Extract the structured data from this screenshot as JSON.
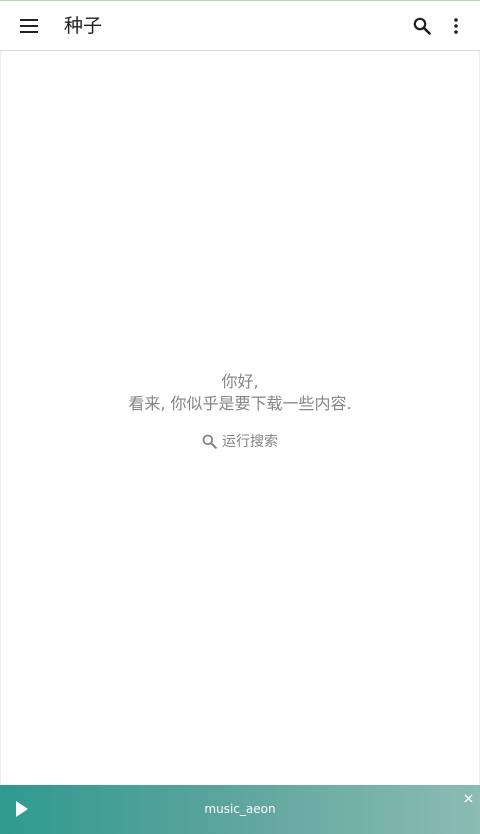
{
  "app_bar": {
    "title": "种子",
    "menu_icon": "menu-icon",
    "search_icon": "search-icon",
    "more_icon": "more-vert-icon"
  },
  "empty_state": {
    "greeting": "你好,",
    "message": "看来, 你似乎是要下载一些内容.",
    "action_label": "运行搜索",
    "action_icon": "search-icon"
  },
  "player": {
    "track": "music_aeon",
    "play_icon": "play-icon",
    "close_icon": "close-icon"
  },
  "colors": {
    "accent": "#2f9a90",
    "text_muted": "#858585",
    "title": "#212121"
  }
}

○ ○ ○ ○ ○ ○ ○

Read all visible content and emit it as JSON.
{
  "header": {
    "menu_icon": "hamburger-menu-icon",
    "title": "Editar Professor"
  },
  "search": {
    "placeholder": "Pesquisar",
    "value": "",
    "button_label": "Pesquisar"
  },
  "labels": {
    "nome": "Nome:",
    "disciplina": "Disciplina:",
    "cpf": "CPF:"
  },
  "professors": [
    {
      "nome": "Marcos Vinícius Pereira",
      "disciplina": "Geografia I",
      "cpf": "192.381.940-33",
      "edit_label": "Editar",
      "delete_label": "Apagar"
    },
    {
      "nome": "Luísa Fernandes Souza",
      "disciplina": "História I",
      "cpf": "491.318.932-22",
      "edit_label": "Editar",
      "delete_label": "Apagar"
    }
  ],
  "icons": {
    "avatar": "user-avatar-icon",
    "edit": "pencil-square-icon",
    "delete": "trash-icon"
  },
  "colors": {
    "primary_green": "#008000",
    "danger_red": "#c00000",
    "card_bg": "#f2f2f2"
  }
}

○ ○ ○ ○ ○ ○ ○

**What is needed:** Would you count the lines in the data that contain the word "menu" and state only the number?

**Response below:** 2